While my blog never stopped over the past few months, it did slow down substantially. I also put comments on moderation. This didn’t help my traffic and prevented some potentially excellent discussion. I thought I took comments off moderation, this wasn’t the case due to my mistake. So, I double checked that part of the WordPress administration functions and got things all sorted out. Also, I’ve opened up comments to posts more than 14 days old.
This means that approved commenters can make a comment on any blog post regardless of its age and that comment is published immediately. Of course new commenters must be approved. I’ve already gotten a couple of new hate comments and those commenters won’t be allowed through. Should that happen, I will wield the ban hammer.
It’s my plan to publish at least 12 new posts every month. Going forward, some topics I will resist addressing:
1. Politics/Ideology – I was once very political in my past. I’m not going there again with directly political blog posts. I will, however, take the occasionally swipe at feminism just to stay in practice. Commenters won’t be turned away for getting political.
2. The Alpha/Beta dimorphism – Masculine attractiveness is on a continuum. To be sure, those words can successfully be used in very absolute terms. Life isn’t always so absolute and I’m not going to encourage such absolute thinking. That’s too easy.
3. Drama – The guys in the Manosphere don’t all get along and I’m not going to exacerbate the situation with a blog post nor will I allow any comments through that mention any conflicts.
I will continue to provide advice for post-divorce singles (men and women alike). I won’t get huge traffic but I will maintain a nicely loyal readership and get more readers over time. I haven’t forgotten my cancer page because my cancer certainly hasn’t forgotten me. As for my blog roll, I made an update recently and will update it irregularly. The donate button remains and will always remain.
I know I harp on this subject. I do this because it’s a huge problem for men. I’ve covered well how technology seriously disrupts in-person social interactions. Streaming video, satellite TV, entertainment servers, all of it acts as barriers to genuine human contact. Congratulations, nerds, you won. But girls still won’t date you. Yes, that was an abrasive remark aimed at the socially dysfunctional men who created such technology.
There is another way we isolate each other. During our collective commutes to work, our vehicles typically holds only the driver. Commute times are long, averaging 35 minutes. That’s 35 minutes in social isolation as we drive to and from work, mentally focusing on work, those idiot drivers surrounding us, and the sundry minutae of life.
I was reminded of this commute-based isolation when I started to use public transportation earlier this year. While I was taking the bus, I got to know some of the regulars and enjoyed the social interaction. Here in South Florida, bus riders are not rich folk. It didn’t matter to me. In the mornings I chatted with the young, overnight security guard of Cuban origins who got on the bus stop as I did. Returning from work, I talked about motorcycles and life with the middle-age Puerto Rican bus driver. I also chatted with tourists who took the same bus up the beach to get back to their hotels. Of course, there were drunks and mentally ill homeless to deal with. Such is the life of a regular bus rider.

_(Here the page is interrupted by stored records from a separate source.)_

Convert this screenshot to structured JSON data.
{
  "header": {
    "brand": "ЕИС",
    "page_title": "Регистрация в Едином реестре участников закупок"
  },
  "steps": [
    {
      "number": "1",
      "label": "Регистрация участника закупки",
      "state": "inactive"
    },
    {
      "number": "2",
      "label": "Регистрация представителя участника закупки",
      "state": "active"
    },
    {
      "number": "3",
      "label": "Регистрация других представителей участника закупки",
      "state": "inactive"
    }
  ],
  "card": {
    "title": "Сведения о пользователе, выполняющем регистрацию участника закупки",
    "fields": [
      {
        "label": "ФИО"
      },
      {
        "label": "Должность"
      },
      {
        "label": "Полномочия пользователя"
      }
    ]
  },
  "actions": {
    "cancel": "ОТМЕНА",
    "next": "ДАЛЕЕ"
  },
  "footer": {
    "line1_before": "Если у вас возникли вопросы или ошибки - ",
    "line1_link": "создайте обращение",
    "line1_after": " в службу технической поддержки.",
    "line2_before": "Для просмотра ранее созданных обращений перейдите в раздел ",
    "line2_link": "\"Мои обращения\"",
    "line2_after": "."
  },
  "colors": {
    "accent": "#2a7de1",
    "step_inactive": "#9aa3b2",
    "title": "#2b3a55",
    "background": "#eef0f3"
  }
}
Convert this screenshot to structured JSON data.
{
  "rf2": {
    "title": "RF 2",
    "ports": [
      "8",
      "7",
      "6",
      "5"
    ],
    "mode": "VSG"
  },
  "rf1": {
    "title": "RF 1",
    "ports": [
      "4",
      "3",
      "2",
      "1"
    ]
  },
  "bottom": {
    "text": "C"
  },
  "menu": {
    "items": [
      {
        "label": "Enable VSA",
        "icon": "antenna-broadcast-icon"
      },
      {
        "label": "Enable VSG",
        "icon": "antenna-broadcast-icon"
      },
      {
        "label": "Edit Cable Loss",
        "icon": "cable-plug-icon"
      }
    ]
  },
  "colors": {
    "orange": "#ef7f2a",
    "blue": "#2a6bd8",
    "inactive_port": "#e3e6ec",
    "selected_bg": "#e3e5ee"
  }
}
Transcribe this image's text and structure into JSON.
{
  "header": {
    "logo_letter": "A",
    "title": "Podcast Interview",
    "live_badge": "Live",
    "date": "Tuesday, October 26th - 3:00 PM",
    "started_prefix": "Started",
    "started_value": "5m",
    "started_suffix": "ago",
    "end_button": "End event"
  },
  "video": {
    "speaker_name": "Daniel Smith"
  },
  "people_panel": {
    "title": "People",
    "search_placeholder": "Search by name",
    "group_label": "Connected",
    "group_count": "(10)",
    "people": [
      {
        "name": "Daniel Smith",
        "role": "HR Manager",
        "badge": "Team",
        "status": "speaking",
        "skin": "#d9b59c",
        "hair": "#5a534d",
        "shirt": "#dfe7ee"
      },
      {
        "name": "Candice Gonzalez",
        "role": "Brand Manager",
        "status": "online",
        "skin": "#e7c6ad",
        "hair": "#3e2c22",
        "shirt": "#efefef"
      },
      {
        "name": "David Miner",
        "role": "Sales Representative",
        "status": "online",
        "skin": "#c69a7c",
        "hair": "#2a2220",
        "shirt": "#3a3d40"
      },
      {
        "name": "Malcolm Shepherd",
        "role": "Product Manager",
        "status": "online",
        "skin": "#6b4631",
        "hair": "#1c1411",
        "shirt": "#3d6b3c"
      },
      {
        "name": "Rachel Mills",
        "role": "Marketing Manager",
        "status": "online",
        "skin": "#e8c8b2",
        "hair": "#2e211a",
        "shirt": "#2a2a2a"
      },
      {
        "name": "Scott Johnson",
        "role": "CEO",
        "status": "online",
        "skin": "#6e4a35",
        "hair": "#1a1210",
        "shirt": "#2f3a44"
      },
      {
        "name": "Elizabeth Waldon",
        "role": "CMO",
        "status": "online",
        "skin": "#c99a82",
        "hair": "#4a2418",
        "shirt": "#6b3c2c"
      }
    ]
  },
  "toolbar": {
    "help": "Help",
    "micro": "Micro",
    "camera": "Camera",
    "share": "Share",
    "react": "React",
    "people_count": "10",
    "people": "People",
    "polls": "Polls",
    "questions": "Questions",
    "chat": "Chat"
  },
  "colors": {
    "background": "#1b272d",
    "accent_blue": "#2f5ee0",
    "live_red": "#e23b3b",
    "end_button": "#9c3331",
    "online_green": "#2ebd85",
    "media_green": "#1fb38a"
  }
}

With a new and far more lucrative contract just having started, I’m now taking the commuter train (Tri-Rail). These are hard-core commuters and mostly like me, the white-collar crowd. Most are glued to smart devices so I don’t interrupt. But these past few days, there has been cordial chit chat with other passengers and a few occasions. Such times are excellent opportunities to be social in a socially frictionless environment. Just this morning, while waiting to exit the train, I was standing next to a middle-age flight attendant, a stewardess to use the older vernacular. She was in uniform. That train stop has a shuttle to the Miami airport.
I opened the brief conversation. “So we’re both going to work.”
She smiled at me pleasantly. “Yes, we are.”
“But you’ve got a helluva an office.”
With that she laughed and a light exchange ensued as the train slowed to a stop. We wished each other well and walked to our separate shuttle busses. There are a couple of take-aways from all this:
1. Take advantage of social opportunities. I’m advocating making radicall changes to your commute, but perhaps a carpool might be something to explore if your job, job schedule, and geography permits it. Bonus, save money on gas and wear and tear on your vehicle.
2. When opening up a conversation, it’s easiest to bring up something that you both have in common. Even something as innocuous as going to work is a conversational opener. What I did with the flight attendant was a variation of the environmental opener (HT Roosh)
Social isolation can too easily wipe away social skills. All men, regardless of age, must be reminded of this often. Just now, as I’m writing this post, I’m on the train. The gentleman across from me has his eyes firmly attached to his smart device. I tried to engage him in conversation but he was a bit terse and put in his ear buds. Hint, taken. Maybe tomorrow I’ll sit across from someone more social.
Here’s a photo of an interesting business I see from my train-based commute: